"My Dad worked for the company. Giving up what I know has been really hard but I couldn’t sign up to these terms. I knew I couldn’t do my best for customers and I’d never see my family.”

Mr Watson said thirteen of his colleagues out of a team of 70 have lost their jobs, after months of strikes calling for a fair deal.

GMB Union has launched a new dispute and senior organiser Hazel Nolan said: “They have blown up the business. Hundreds are now unemployed in the middle of a pandemic. Numbers who have left since the start of this dispute are well over 1000. Unless British Gas can treat engineers with respect hundreds more will walk out. The new terms are brutal. The firm can no longer hide behind covid-19. It’s a mess, now they don’t have numbers they need to meet contractual obligations for customers. It’s a huge mistake. They didn’t expect to lose so many.

Hide Ad
Hide Ad

"We know it’s up to 15 per cent of engineers lost though it has been downplayed. We are now putting in claim for terms the members have lost. We want to make sure they are not overworked. It has been an uphill battle but we are still fighting for our engineers. They want to look after their customers. And they deserve to be valued.”

A Centrica spokesperson

“We are changing the way we work to give our customers the service they want and protect the future of our company and 20,000 UK jobs. The changes we need to make are reasonable and 98% of the entire company has accepted new contracts. We have not cut base pay or changed our generous final salary pensions. Our gas service engineers remain some of the best paid in the sector, earning £40,000 a year minimum. While change is difficult, reversing our decline which has seen us lose over three million customers, cut over 15,000 jobs and seen profits halved over the last 10 years is necessary. The changes will also unlock our ability to grow jobs and hire 1000 green apprentices over the next two years.’’

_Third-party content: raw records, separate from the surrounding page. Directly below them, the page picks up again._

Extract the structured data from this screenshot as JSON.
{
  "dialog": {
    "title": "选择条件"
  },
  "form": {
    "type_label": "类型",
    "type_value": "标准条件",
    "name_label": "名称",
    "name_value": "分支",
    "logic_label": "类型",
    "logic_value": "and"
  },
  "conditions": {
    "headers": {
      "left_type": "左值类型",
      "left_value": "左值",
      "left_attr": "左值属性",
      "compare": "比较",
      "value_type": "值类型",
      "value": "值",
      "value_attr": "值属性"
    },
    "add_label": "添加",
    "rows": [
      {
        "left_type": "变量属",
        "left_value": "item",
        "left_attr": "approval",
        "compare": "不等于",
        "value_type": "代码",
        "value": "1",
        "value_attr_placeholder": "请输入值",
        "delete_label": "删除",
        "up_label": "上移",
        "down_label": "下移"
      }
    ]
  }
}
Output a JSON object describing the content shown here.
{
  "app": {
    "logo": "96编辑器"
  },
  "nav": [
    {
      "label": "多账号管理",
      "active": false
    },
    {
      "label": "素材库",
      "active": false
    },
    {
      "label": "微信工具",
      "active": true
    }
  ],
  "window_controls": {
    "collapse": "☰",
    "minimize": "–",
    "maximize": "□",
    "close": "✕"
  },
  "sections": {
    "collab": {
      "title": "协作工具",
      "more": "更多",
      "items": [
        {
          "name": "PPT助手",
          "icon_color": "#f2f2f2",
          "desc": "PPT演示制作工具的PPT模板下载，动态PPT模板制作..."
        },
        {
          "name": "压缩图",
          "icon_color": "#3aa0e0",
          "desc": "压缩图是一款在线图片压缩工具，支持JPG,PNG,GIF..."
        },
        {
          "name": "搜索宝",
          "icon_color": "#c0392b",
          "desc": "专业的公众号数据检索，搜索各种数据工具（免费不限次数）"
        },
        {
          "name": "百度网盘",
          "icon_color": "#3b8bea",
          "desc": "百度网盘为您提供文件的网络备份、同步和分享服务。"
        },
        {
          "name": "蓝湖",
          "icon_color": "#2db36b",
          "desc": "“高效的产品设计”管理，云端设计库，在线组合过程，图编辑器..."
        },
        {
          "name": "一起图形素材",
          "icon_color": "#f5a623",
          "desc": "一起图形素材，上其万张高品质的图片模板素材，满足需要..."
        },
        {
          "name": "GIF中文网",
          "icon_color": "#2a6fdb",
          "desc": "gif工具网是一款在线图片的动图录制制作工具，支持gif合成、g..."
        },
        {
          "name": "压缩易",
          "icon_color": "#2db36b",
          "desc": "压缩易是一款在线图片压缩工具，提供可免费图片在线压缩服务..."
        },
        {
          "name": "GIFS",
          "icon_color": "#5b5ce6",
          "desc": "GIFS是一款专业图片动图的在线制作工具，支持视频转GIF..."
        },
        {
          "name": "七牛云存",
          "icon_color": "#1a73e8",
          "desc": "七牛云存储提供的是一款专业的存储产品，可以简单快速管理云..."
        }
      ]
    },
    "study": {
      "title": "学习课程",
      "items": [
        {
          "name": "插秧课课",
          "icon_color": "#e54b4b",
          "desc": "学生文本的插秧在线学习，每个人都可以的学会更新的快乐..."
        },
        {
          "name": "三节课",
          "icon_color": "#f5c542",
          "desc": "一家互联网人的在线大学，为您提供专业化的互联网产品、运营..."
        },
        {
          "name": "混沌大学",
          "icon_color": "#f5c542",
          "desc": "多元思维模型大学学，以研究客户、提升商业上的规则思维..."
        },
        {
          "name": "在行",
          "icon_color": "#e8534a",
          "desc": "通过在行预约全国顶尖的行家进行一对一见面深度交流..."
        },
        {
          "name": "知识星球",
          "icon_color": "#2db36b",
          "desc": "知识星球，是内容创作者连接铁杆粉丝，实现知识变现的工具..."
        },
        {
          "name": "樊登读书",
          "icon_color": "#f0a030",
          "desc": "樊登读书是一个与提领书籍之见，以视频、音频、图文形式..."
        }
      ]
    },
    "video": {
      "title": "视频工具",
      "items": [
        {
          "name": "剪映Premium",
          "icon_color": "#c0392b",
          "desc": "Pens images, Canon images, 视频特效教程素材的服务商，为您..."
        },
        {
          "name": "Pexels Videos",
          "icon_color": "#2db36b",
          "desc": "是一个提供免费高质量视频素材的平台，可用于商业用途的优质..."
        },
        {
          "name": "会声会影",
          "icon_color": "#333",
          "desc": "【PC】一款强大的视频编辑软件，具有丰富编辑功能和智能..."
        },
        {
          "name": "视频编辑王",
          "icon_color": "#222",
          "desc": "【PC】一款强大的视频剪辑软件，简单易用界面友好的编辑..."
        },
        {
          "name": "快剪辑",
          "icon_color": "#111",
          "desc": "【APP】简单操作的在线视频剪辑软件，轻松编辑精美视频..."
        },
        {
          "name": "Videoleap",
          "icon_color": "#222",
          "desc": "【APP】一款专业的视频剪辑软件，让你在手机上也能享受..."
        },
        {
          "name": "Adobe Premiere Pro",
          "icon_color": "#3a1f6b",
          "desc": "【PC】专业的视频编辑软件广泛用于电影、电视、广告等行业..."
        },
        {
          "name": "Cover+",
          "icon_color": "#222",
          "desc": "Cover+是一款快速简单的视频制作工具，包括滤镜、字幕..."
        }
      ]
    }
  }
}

A message from the Editor:Thank you for reading this article. We're more reliant on your support than ever as the shift in consumer habits brought about by coronavirus impacts our advertisers.If you haven't already, please consider supporting our trusted, fact-checked journalism by taking out a digital subscription.

Related topics:

Comment Guidelines

National World encourages reader discussion on our stories. User feedback, insights and back-and-forth exchanges add a rich layer of context to reporting. Please review our Community Guidelines before commenting.